Montreal detective Antonio Paradiso testified he was working on Canada Day 2012 when a fax addressed to him gave directions to a sprawling Montreal park.
The letter from Toronto attorney Raphael J. Feldstein — someone Paradiso had never met — contained specific directions.
"You may find what you are looking for by following these directions," read the terse typewritten note, which was initialled by the lawyer.
Police at that time were still looking for Lin's head after the rest of his body had been found in Montreal, Ottawa and Vancouver.
Paradiso tried unsuccessfully to reach Feldstein to get a more specific location. Eventually, the detective and his partner, with the help of a canine unit, found the head later that day in an overgrown area near a pond.
He described his role as a "supporting investigator" who conducted a number of tasks related to the case.
Documents discovered in the search for Magnotta showed he had booked a May 26, 2012, flight to Paris — two days after Lin was last seen alive — and a flight back on June 1.
Paradiso was dispatched to the Montreal airport on June 1 to help intercept the incoming passenger, but the native of Scarborough, Ont., wasn't on the plane.
The detective was then part of the team that flew to Germany a few weeks after Magnotta's June 4 arrest in Berlin.
Six police officers, including an inspector, and a psychiatrist were aboard the flight that brought Magnotta back to Canada.
In the kitchen area of the plane, Paradiso read Magnotta his rights and showed him the arrest warrants after German police had handed him over.
Magnotta said he'd already spoken to his lawyer and that he was going to maintain his right to silence, Paradiso testified.
The witness was tasked with minding the shackled Magnotta on the flight and even cut up the accused's food for him as he was handcuffed and shackled.
Magnotta didn't say much, ate, used the toilet twice and slept through much of the flight.
The jury also heard later from forensic toxicologist Catherine Lavallee, who testified that the sleep drug Temazepam as well as Benadryl, an over-the-counter allergy medication, were found in Lin's system.
Temazepam, sold under the commercial name Restoril, comes in pill form and is typically only available with a prescription in Canada.

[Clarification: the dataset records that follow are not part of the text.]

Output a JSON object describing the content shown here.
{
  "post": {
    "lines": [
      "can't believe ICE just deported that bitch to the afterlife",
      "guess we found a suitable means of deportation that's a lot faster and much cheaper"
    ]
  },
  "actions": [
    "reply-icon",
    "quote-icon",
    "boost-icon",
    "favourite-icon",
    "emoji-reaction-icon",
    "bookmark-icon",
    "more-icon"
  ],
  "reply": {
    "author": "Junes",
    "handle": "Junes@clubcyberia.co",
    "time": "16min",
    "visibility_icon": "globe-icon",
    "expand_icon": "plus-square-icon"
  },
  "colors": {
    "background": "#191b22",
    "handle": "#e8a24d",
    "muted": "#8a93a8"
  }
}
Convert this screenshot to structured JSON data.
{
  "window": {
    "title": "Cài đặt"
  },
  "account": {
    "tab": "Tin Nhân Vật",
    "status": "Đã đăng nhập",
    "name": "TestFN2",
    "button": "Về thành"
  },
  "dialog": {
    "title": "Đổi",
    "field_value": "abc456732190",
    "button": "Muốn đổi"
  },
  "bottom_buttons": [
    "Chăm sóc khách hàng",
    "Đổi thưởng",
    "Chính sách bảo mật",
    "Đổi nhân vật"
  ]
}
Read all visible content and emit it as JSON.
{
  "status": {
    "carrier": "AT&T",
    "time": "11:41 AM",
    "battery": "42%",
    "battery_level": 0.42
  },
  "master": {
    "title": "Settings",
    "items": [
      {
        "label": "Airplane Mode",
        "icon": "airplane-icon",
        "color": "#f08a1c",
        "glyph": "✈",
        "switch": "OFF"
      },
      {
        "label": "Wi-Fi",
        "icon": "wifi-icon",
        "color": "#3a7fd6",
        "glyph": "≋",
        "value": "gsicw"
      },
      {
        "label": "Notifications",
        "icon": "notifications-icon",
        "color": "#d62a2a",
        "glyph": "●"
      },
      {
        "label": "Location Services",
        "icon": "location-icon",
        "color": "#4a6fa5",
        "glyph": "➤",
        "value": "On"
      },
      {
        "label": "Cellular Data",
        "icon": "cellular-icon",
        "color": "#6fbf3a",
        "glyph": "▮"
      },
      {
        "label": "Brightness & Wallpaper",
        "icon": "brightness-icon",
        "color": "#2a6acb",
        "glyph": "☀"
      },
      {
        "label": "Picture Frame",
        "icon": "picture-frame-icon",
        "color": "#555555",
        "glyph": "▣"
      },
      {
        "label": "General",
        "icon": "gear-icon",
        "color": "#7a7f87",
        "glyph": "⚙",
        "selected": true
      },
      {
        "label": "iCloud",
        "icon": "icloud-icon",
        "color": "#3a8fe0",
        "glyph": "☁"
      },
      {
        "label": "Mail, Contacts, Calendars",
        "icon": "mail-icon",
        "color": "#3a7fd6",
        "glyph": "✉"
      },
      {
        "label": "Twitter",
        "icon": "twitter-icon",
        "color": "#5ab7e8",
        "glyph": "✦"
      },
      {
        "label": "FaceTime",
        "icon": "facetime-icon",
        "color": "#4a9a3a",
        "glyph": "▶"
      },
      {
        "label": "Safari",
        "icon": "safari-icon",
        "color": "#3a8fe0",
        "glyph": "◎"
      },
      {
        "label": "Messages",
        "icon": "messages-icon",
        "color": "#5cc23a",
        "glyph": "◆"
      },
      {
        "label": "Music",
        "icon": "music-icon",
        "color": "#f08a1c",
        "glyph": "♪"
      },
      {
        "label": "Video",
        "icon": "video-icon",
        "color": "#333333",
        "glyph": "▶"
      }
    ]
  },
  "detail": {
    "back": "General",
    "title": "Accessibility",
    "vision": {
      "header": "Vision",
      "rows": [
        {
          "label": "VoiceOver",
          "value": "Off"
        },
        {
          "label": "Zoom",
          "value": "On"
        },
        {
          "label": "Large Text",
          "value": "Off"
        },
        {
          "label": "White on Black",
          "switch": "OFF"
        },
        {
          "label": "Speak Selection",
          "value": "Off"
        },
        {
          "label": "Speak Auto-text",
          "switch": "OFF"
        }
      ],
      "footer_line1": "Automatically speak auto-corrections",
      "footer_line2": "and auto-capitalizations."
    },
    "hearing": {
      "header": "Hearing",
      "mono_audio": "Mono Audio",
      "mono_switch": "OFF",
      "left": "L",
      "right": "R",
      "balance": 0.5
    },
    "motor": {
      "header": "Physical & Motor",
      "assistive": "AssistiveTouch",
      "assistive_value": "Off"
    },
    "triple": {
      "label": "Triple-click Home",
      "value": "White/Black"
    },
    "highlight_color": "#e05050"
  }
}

It is often used for people who have trouble sleeping.
But Lavallee noted almost any medication can now be purchased on the Internet.
The court had initially heard about the existence of the drugs last week from forensic pathologist Yann Daze.
Lavallee said Temazepam was also found in a wine bottle discarded in the trash, but she couldn't say how much there had been because the bottle was empty.
The drugs taken together can result in dizziness, confusion, drowsiness, loss of motor skills and even amnesia. The combination of the two and alcohol could render a person incapacitated, she said.
Under cross-examination, Lavallee said she couldn't determine whether Lin voluntarily ingested the drugs.
The exact amount consumed was impossible to pinpoint because of the state of the body and because she didn't receive any urine or blood samples, which could have made such a calculation possible.
The level of drugs found in the system would have been higher right after death compared with days later when she examined the remains.
"The quantities could have been different at the time of death," Lavallee said.
Earlier on Wednesday, the jury heard that most of the attempts at cleaning his blood-spattered apartment were poorly done.
Forensic biologist Jacinthe Prevost examined the apartment and other exhibits gathered at the crime scene. She'd initially suggested the apartment appeared to have been cleaned, but admitted under cross-examination it wasn't done well.
Prevost testified she analzyed sperm stains found around the bachelor pad and on discarded clothing in trash behind the building without finding any with links to Lin.
Magnotta, 32, has admitted the physical acts of which he's accused but has pleaded not guilty by way of mental disorder.
He faces five charges: first-degree murder; criminally harassing Prime Minister Stephen Harper and other members of Parliament; mailing obscene and indecent material; committing an indignity to a body; and publishing obscene materials.
ALSO ON HUFFPOST: